On June 11, 1993, Charlie and Sarah lost their son Ronnie…the victim of a heart attack. He was 44 years old. Following Carolina’s win over Duke 38 to 24 on November 26, 1993, a special celebration was held in the Carolina Inn on the UNC campus. While the win was celebrated, the real reason for the celebration was to offer sincere congratulations to Charlie and Sarah Justice on their 50th wedding anniversary, which was actually on November 23rd but game day three days later gave everybody a good reason for a celebration. The invitation for the event set the stage for the event:
A Golden Anniversary
Should be shared with family and friends.
Please join Billy, Barbara, Emilie
And Sarah Crews, Leah, David
And Beth Overman and in spirit
And loving memory Ronnie Justice,
In celebration of the fifty year
Marriage of Sarah and Charlie Justice.
There were family members, teammates, friends, and fans in attendance. Following a family toast by Barbara, Tar Heel Head Football Coach Mack Brown offered congratulations and spoke about the importance of Carolina’s football heritage. And throughout the ceremony, Hugh Morton was there with camera in hand documenting every phase of the event.
You didn’t need to be around Charlie Justice very long before it became very clear that his asking Sarah to marry him was the most important event in his life. Although she was often thought of as Charlie’s wife, Sarah Justice didn’t fit the old saying, “Behind every great man stands a great woman . . . .” Charlie and Sarah stood side by side . . . they were a team. They were connected. Their love story was the stuff of storybooks. Sarah was always there . . . but chose to be just outside the spotlight.
In a 1995 interview with Justice Biographer Bob Terrell, Charlie talked about how the “Hand of Providence” placed him at the right place at the right time: “If I hadn’t knocked Sarah Hunter down while scuffling in the hall in high school, she might never have noticed me. You bet that was providential!”
Soon after the Terrell biography was published in early 1996, Charlie began a seven-year battle with Alzheimer’s—a battle he would lose at 3:25 AM on Friday, October 17, 2003. A memorial service celebrating his life was held at The Cathedral of All Souls in the Biltmore section of Asheville on Monday, October 20th. Asheville Citizen-Times senior writer Keith Jarrett beautifully described the scene outside the church following the ceremony.
“It was one of several warm, touching scenes on a beautiful, cloud-free day with a sky the color of you know what.

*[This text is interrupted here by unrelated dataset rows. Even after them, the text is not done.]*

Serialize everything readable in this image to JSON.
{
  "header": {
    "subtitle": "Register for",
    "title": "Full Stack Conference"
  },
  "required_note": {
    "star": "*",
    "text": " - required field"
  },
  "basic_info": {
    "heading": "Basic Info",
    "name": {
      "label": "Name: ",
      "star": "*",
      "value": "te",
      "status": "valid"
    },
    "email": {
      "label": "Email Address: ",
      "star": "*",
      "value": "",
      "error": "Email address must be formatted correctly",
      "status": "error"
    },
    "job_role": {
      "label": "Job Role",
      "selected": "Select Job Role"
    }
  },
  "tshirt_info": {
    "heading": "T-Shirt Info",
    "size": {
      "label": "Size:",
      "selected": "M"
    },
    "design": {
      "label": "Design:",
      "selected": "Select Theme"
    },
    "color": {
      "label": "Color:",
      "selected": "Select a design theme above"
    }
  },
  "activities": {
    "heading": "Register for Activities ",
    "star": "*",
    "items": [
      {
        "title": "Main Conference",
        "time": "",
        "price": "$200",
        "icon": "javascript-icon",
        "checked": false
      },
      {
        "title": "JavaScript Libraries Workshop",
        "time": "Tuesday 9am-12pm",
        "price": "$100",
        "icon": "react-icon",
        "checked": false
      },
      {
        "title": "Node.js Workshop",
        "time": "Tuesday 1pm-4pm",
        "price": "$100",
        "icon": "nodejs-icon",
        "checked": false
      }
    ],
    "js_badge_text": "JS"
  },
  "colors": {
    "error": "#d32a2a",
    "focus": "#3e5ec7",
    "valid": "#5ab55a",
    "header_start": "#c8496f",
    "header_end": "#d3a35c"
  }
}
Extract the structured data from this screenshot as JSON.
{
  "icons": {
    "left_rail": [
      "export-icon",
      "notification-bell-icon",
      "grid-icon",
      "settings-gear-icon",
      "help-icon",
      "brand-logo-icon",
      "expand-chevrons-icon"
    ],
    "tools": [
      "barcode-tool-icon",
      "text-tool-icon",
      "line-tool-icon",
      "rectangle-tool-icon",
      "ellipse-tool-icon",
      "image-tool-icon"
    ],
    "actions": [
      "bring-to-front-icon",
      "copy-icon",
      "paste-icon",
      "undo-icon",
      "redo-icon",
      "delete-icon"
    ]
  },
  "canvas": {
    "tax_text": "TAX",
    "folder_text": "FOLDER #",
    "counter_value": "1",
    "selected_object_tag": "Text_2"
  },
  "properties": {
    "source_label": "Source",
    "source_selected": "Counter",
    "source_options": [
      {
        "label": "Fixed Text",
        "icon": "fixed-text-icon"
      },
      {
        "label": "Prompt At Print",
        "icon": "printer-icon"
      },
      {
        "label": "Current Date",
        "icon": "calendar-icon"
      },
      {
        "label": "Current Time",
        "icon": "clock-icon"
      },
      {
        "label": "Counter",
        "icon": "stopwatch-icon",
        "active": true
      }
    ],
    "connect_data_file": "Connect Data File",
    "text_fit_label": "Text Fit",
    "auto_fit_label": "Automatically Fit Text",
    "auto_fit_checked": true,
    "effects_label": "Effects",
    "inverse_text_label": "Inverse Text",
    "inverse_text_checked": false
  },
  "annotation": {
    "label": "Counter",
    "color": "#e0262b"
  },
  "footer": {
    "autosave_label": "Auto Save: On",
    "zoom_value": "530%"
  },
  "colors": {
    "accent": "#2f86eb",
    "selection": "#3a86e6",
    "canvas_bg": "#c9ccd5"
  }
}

Sarah sat in a wheelchair just outside the Cathedral as the UNC Clef Hangers, an all-male a cappella group, softly sang James Taylor’s ballad ‘Carolina in My Mind.’ Sarah tilted her head and was just inches away from the singers. For a brief moment she closed her eyes, soaking in the words and perhaps recalling the memories of a marriage of love and devotion of 60 years.”
On November 4, 2003, I received a note from Barbara Crews: “Mother and I are at the beach. Mom loves the ocean. I think she has such peace now, she feels her job is done, and she did it well. . . . She is the best person I have ever known.”
There was a message on my answering machine when I arrived home from work on Monday, February 9, 2004. It was from Billy Crews telling me that his mother-in-law had passed away earlier that day. It had been 115 days since Charlie died. Marla and I had visited Sarah two days before on Saturday, February 7th at Hospice at Wendover in Shelby. Sarah Justice was 79-years-old.
In an article in The Charlotte Observer issue of Wednesday, February 18, 2004 titled “Caregiver more than Mrs. Choo Choo,” Gerry Hostetler talked with some of Sarah’s family. Son-in-law Billy Crews said, “She was always full of grace, and for her whole life a caregiver. She enjoyed doing things for other people and being out of the limelight.” Granddaughter and namesake Sarah Fowler added, “She was a very giving person who always put others’ needs in front of her own. She was the backbone of this family and kept us going.”
Finally, Barbara ended the interviews with this: “She was just a saint, the kind of person you want to be around.”